29. Laparoscopic Versus Open Appendectomy: A Randomized Double Blind Study
Namir Katkhouda, MD*, Rodney Mason, MD*, Anna Gevorgyan, MD*, Rahila Essani, MD*, Shirin Towfigh, MD*
University of Southern California, Los Angeles, CA (Sponsored by: Thomas Berne, MD)
OBJECTIVES: The value of laparoscopy in appendicitis is not established. Studies suffer from multiple limitations. Our aim is to compare the safety and benefits of laparoscopic versus open appendectomy in a prospective, randomized, double-blind study.

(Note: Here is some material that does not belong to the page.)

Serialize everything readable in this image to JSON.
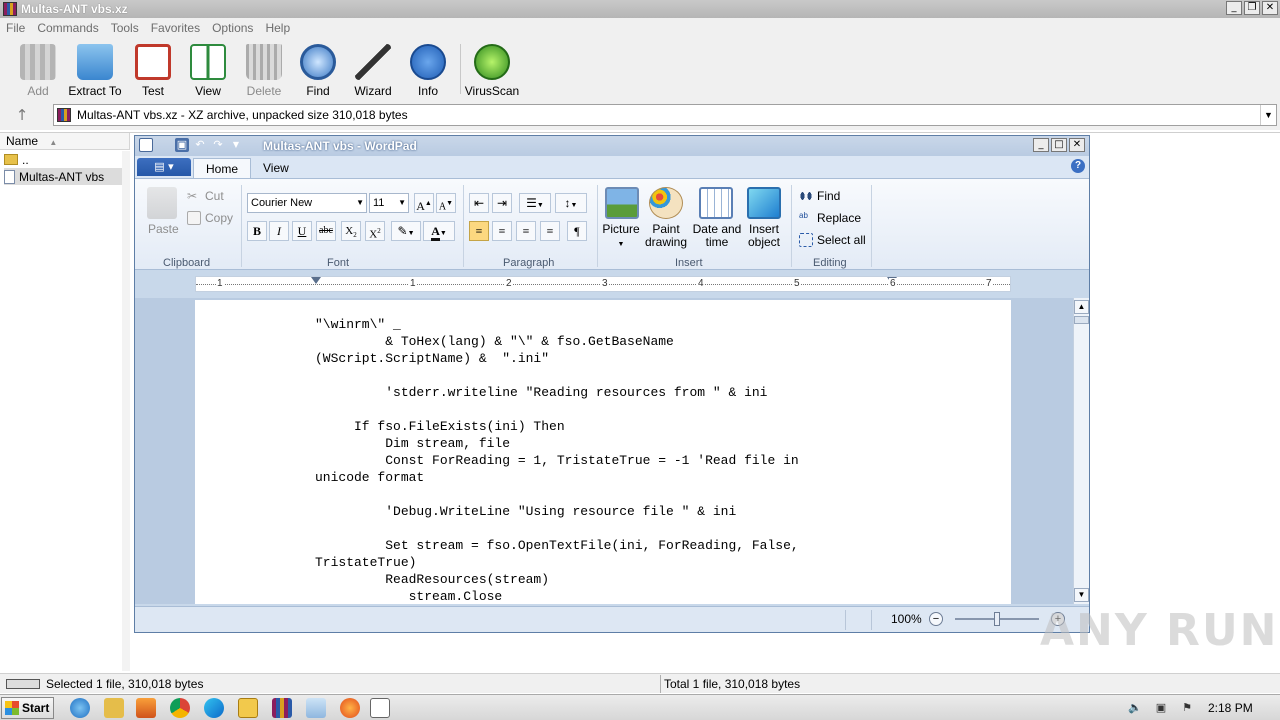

METHODS: 250 patients underwent either laparoscopic or open appendectomy. A standardized wound dressing was applied blinding both patients and independent data collectors to the type of operation. Surgical technique was standardized among four surgeons. The main outcome measures were postoperative complications. Secondary measures included pain, activity and quality of life scores at baseline and on every post-operative day, as well as resumption of diet and length of stay. Activity, quality of life and satisfaction were assessed on short-term follow up.
RESULTS: There was no mortality. The overall complication rate was similar in the laparoscopic and open groups (28% vs.32%, respectively). Laparoscopy took significantly longer (84min ± 37 vs.64 min ± 27; P<0.001) while there was no difference in the pain scores and medications, resumption of diet, or length of stay. At two weeks, activity and quality of life scores were significantly better in the laparoscopic group (P < 0.001). Appendectomy for acute and complicated (gangrenous and perforated) appendicitis had similar postoperative complication rates and pain, regardless of technique (P>0.05).
CONCLUSION: Unlike other minimally invasive procedures, laparoscopic appendectomy did not offer a significant advantage over open appendectomy in all parameters except activity and quality of life at two weeks. It also took longer to perform.